> [WORK ORDER]: The lines of the records that include "Chọn" should all be copied.

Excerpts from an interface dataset
☆ ☆ ☆ ☆ ☆

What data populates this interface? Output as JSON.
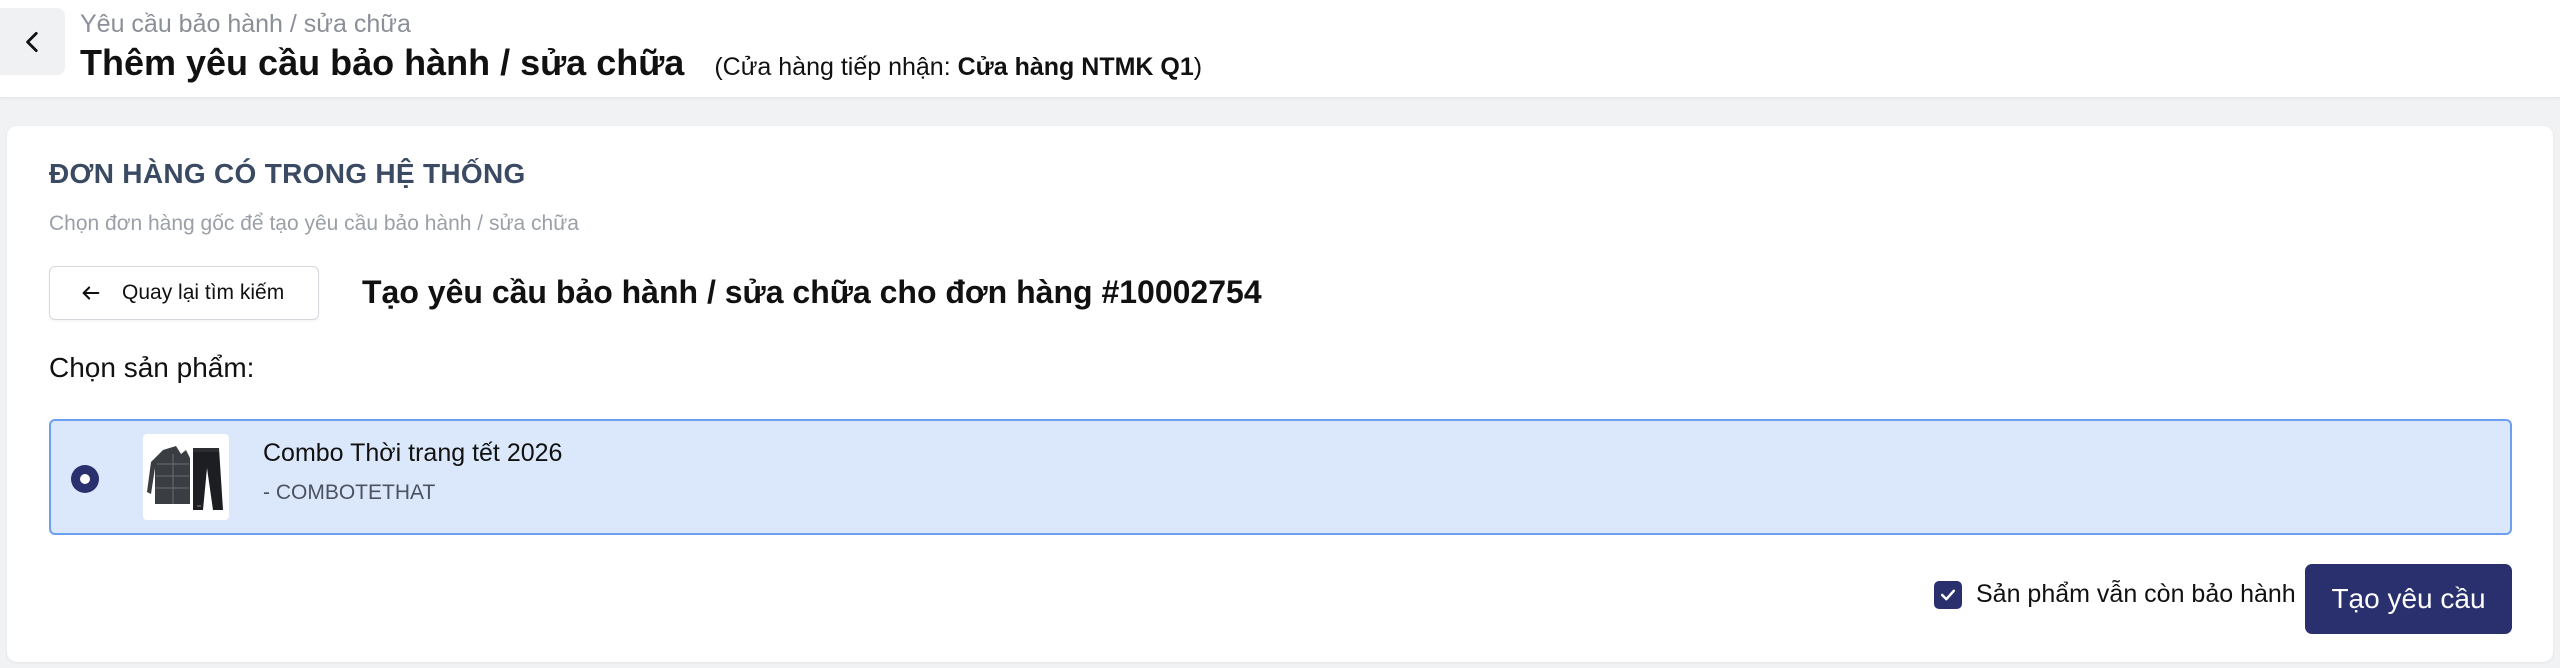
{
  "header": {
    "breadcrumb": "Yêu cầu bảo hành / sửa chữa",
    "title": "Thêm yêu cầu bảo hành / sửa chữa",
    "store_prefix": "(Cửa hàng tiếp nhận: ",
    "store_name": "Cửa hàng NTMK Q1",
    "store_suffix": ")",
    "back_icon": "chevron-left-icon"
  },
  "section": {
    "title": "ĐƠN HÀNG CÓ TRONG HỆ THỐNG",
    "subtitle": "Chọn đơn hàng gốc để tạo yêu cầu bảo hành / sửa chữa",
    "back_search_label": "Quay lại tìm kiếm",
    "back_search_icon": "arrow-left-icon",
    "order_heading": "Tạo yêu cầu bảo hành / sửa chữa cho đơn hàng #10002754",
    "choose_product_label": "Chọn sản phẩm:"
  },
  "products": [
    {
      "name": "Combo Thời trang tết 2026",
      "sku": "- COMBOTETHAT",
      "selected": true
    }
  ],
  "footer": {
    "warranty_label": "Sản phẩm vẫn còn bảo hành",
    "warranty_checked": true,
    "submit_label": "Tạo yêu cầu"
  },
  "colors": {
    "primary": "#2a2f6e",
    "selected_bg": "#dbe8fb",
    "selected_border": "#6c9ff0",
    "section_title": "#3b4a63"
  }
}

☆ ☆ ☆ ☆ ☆

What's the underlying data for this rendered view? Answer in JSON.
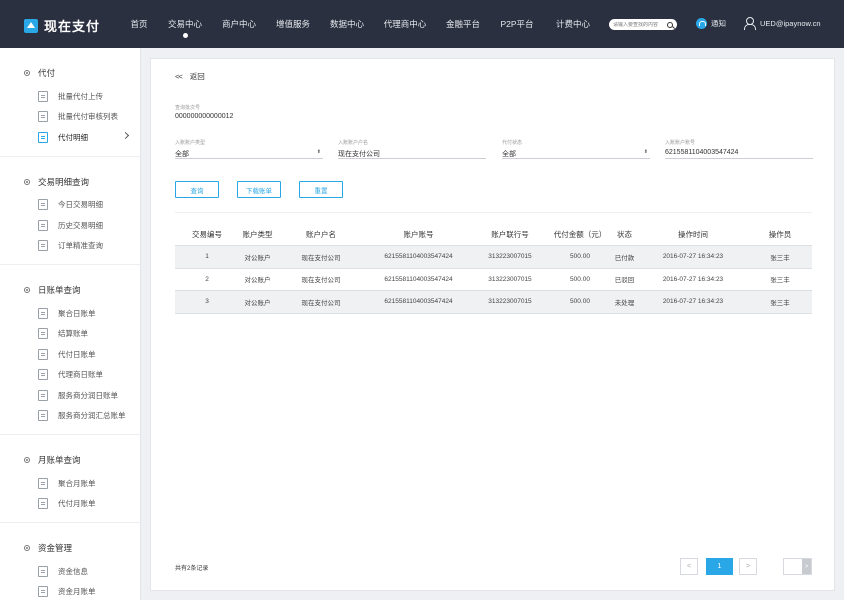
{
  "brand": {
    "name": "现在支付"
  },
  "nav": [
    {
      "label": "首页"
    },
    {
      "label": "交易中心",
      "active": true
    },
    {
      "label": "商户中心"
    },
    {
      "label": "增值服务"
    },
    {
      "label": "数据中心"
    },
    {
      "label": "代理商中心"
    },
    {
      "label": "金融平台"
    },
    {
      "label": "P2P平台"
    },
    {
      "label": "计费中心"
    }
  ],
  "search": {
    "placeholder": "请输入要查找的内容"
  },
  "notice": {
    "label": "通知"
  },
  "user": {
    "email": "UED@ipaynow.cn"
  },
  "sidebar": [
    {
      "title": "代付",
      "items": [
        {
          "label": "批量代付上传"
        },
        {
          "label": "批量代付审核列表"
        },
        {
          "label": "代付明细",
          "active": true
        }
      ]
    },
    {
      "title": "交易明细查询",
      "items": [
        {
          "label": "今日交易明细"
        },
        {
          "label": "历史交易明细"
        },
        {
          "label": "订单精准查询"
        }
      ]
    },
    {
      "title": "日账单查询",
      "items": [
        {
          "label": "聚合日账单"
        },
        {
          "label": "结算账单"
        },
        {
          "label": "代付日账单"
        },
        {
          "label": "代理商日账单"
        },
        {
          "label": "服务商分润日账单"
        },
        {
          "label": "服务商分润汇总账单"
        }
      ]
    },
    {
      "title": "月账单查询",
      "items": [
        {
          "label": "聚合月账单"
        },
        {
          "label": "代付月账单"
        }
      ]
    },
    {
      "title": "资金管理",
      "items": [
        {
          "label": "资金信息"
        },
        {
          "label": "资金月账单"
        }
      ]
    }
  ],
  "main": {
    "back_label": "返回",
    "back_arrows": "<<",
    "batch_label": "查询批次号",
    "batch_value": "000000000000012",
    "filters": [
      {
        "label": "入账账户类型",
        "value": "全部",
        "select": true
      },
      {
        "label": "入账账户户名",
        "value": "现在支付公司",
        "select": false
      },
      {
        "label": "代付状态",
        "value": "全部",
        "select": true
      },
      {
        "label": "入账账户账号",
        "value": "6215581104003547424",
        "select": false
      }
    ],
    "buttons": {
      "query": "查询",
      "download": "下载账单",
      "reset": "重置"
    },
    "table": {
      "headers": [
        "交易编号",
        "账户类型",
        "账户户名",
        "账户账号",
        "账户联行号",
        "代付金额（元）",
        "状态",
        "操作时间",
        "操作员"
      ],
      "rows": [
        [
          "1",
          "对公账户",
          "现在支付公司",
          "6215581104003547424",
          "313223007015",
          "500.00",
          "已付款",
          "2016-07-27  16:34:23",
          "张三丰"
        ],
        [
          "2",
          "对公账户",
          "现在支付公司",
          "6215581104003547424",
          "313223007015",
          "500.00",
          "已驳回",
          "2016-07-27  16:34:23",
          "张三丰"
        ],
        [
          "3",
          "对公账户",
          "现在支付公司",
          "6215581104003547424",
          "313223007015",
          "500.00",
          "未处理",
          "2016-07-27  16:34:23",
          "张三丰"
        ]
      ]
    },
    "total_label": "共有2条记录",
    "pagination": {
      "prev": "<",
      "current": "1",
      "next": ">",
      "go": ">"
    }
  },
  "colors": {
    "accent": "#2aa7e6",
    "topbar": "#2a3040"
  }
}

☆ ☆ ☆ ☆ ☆

> [FINISHED TASK]:
    "subtitle": "Chọn đơn hàng gốc để tạo yêu cầu bảo hành / sửa chữa",
    "choose_product_label": "Chọn sản phẩm:"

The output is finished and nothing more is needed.